To do =
In the listing below, every line with the word "verification" needs to be copied.

Data records =
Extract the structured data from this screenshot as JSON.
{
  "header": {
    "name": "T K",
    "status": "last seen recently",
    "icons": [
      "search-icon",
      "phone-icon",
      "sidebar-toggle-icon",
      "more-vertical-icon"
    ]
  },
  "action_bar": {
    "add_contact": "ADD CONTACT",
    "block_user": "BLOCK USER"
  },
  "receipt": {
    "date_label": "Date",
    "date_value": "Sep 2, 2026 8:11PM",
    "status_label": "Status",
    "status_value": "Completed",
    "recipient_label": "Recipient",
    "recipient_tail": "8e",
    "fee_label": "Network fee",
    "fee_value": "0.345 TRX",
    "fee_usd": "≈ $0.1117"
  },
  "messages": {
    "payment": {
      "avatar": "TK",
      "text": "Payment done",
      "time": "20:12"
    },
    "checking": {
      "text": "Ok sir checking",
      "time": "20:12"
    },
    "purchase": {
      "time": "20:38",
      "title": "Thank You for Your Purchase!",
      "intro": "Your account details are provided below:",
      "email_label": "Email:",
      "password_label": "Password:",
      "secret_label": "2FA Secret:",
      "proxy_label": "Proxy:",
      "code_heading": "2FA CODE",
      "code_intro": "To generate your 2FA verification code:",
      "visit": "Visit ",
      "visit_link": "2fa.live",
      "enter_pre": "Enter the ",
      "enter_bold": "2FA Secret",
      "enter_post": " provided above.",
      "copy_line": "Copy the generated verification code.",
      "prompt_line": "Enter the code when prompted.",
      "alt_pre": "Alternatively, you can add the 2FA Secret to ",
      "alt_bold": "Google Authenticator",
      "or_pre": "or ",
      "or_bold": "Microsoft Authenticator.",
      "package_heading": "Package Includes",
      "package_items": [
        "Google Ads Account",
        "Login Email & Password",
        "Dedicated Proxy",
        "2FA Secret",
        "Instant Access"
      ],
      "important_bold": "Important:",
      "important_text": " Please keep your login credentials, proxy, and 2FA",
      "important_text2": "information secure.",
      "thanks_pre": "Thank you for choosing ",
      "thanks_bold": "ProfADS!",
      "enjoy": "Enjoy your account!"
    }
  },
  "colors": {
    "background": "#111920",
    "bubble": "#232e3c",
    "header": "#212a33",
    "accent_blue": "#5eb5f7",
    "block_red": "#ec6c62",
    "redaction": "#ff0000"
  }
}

Task answer =
      "code_intro": "To generate your 2FA verification code:",
      "copy_line": "Copy the generated verification code.",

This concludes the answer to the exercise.